Buffalo Mayor Byron Brown was widely considered to be the favorite to secure a history-making fifth term in office, but that’s not how Tuesday’s election panned out. “I think we saw that campaigns matter. I do think not just did we not see a lot from the Brown campaign, but that India Walton and her team ran a great campaign,” says political analyst Jack O’Donnell. Watch more here.


1ef89139 7912 4294 a1b4 75c231f7ff14Client News: Buffalo AKG Art Museum’s Transformation is Focused on Both Art and People

Becoming the Buffalo AKG Art Museum means more than giving our community a new and revitalized campus, a new name and logo. It is as much about showcasing our world-renowned collection as it is about people – the extraordinary staff; the students, families and art lovers who visit. [Read more.]

883d1f1c 4235 49dd a4d2 9993329eac2b TOP GOP POLLSTER: TO WIN,  WE NEED ‘TRUMP TO GO AWAY’ 

The GOP stands on the cusp of winning back the House and Senate if it can build out its base and reach just a few more wavering voters, such as older and suburban women. But a longtime Republican pollster and co-director of the Georgetown University Battleground Poll said there is a big hurdle in the way. [Read more.]

NYS Legislature: new member spotlight

State Senator Alexis Weik (3rd District)778812a4 4211 443c b695 342c7ddf2271

Senator Alexis Weik was elected to her first term representing the 3rdState Senate District, which covers much of south-central Suffolk County on Long Island, including portions of Brookhaven and Islip. She defeated Democrat Monica Martinez who was running for a second term, one of two Republican upsets in 2020.

Prior to her election to the State Senate, she served as Receiver of Taxes for the Town of Islip from 2011-2020. As Receiver, she made customer service her top priority, embracing a hands-on approach to assist taxpayers, streamline operations and improve the office’s efficiency.

Senator Weik is a former small business owner who is a strong advocate for small businesses. In the Senate, she says she will prioritize tax reform centered on small businesses. 

Senator Weik serves as the Ranking Member of the Social Services and Budget & Revenues Committee, and a Member on the Committees on Civil Service & Pensions, Education, Veterans, and Women’s Issues.

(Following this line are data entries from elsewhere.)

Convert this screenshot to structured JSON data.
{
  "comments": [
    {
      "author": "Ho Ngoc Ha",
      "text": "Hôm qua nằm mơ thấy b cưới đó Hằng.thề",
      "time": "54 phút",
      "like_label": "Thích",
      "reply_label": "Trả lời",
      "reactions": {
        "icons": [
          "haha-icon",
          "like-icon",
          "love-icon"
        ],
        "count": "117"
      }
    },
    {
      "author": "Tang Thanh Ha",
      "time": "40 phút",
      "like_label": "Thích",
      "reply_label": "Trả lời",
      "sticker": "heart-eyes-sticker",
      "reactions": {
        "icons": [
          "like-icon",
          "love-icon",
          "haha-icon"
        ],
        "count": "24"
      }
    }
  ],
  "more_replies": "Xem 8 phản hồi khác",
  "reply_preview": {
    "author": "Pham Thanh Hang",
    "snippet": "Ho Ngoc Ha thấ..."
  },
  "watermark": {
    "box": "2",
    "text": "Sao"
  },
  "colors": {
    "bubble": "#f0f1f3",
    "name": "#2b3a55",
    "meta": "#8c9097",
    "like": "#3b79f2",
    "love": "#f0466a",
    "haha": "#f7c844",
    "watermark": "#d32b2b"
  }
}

 She lives with her husband in Sayville on Long Island’s South Shore. The couple has three children.